About Danny Elfman: Four-time Oscar-nominated and Grammy-winning composer Danny Elfman has scored such diverse films as Spider-Man, Good Will Hunting, Beetlejuice, Batman, Men in Black, Midnight Run, Big Fish, Dick Tracy, Edward Scissorhands, The Nightmare Before Christmas, Mission:Impossible, Chicago, Charlie and the Chocolate Factory and Milk. His 25-year, 13 film collaboration with director Tim Burton began in 1985 when Elfman was pulled from his band Oingo Boingo to score Pee-wee's Big Adveture and continues with 2010's blockbuster Alice in Wonderland. Elfman made his classical music debut at Carnegie Hall with his symphony, "Serenada Schizophrana" followed up with "The Overeager Overture" which premiered at The Hollywood Bowl. His first ballet, "Rabbit and Rouge" choreographed by Twyla Tharp debuted with the American Ballet Theatre at Lincoln Center. . His upcoming projects include Paul Haggis' Next Three Days, Real Steel, Gus Van Sant's Restless, Men in Black 3, Tim Burton's stop motion feature, Frankenweenie and Cirque du Soleil's "Iris" scheduled to bow in residence in Summer 2011 at Hollywood's Kodak Theatre. Elfman is also known for the classic television themes to The Simpsons and Desperate Housewives.

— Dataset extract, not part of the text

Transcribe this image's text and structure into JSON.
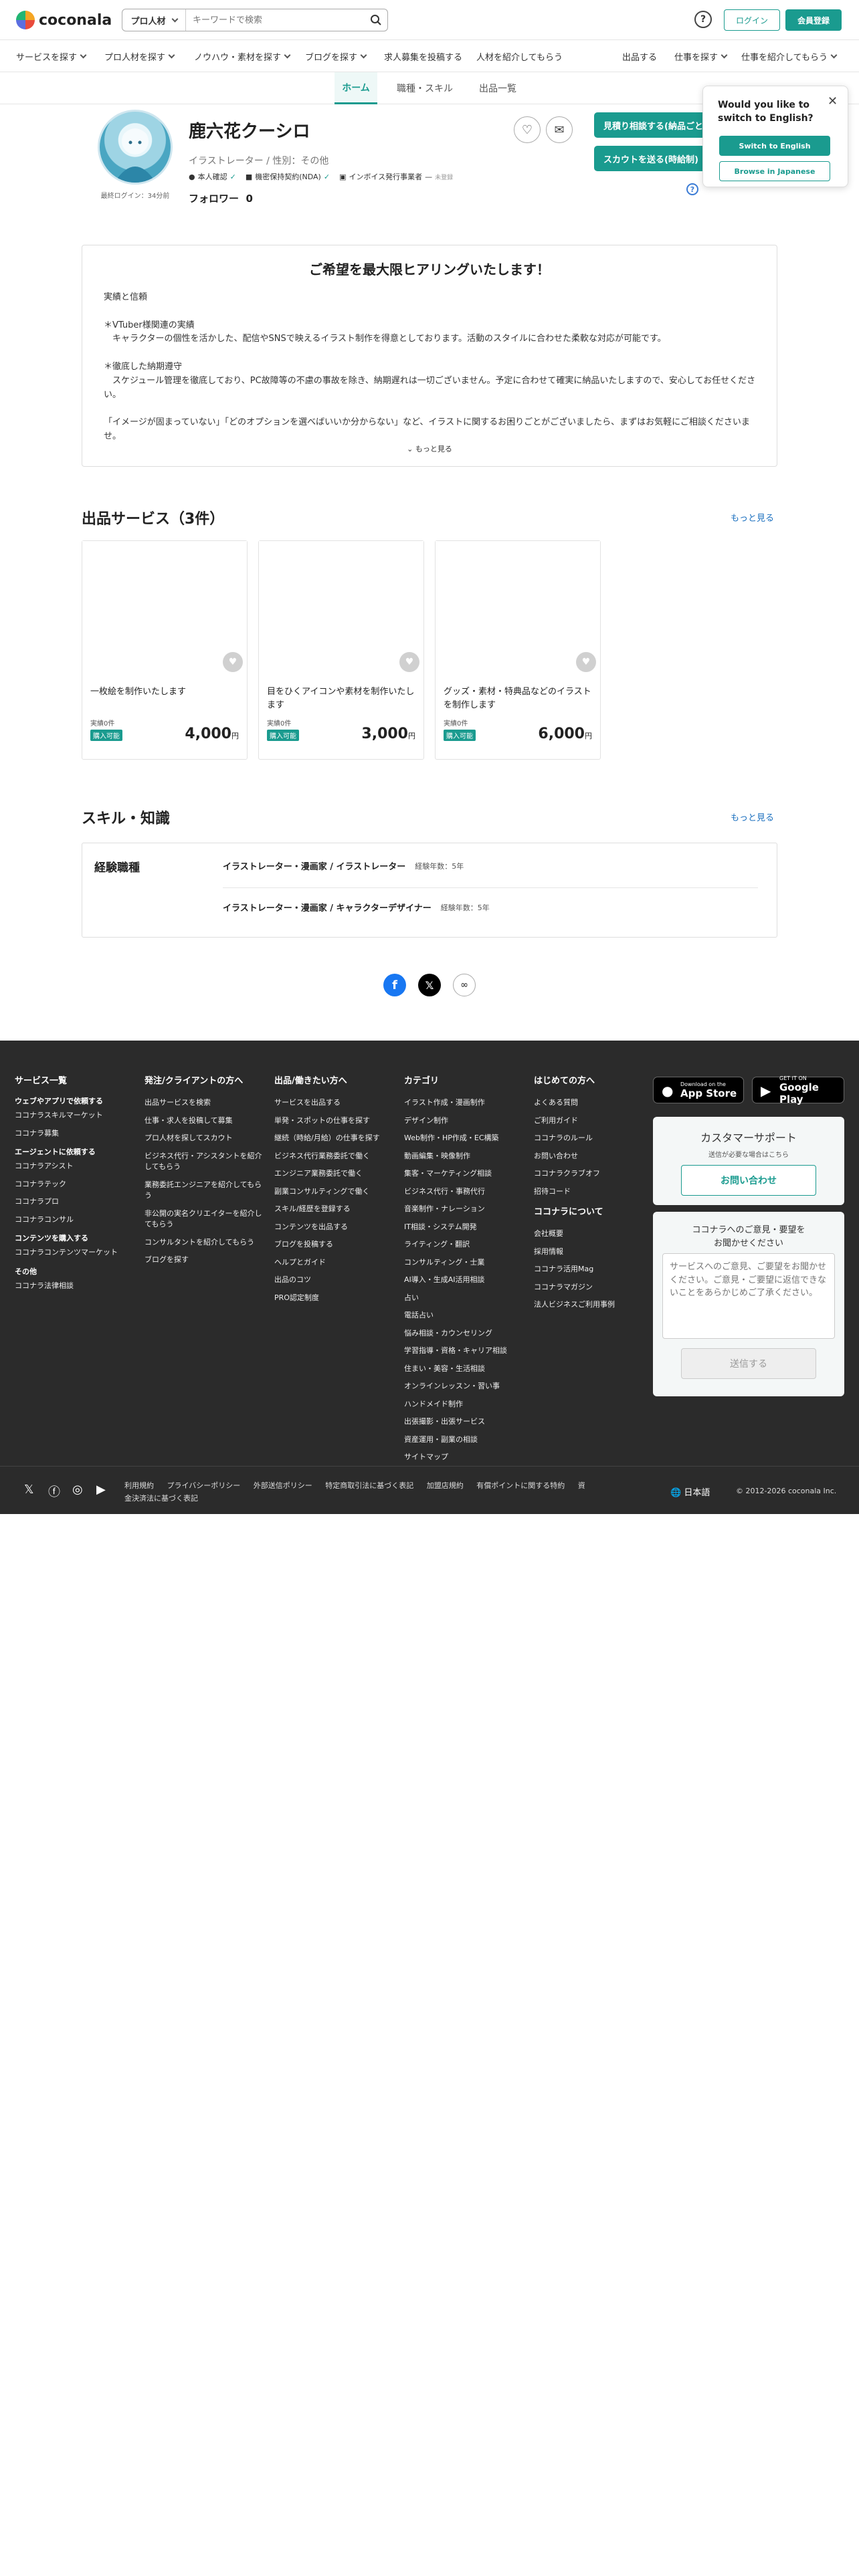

About Tim Burton: Tim Burton has directed memorable and stylistic films, ranging from Batman, Beetlejuice, Edward Scissorhands, Ed Wood, Sleepy Hollow, Big Fish and Charlie and the Chocolate Factory. His most recent blockbuster, Alice in Wonderland broke the billion dollar mark. His films have collected 6 Academy Awards and 11 Oscar nominations for everything from acting to art direction. His first feature length film, Pee Wee’s Big Adventure, was also his first collaboration with composer Danny Elfman. Their instant film chemistry led them to 13 collaborations, and will continue with Burton’s upcoming stop motion animated film, Frankeneweenie. With a background in animation, Burton has done more to revive the stop motion field than any other director, starting with his first stop motion project, Vincent, and continuing through the cult classic, The Nightmare Before Christmas and Corpse Bride. Burton has also published a book of characters and stories, The Melancholy Death of Oyster Boy, and most recently released an immense 430 page book comprising over 40 years of his personal and project artwork, entitled The Art of Tim Burton. He currently has an art exhibit that debuted at the Museum of Modern Art in New York and is touring through several art museums across the world.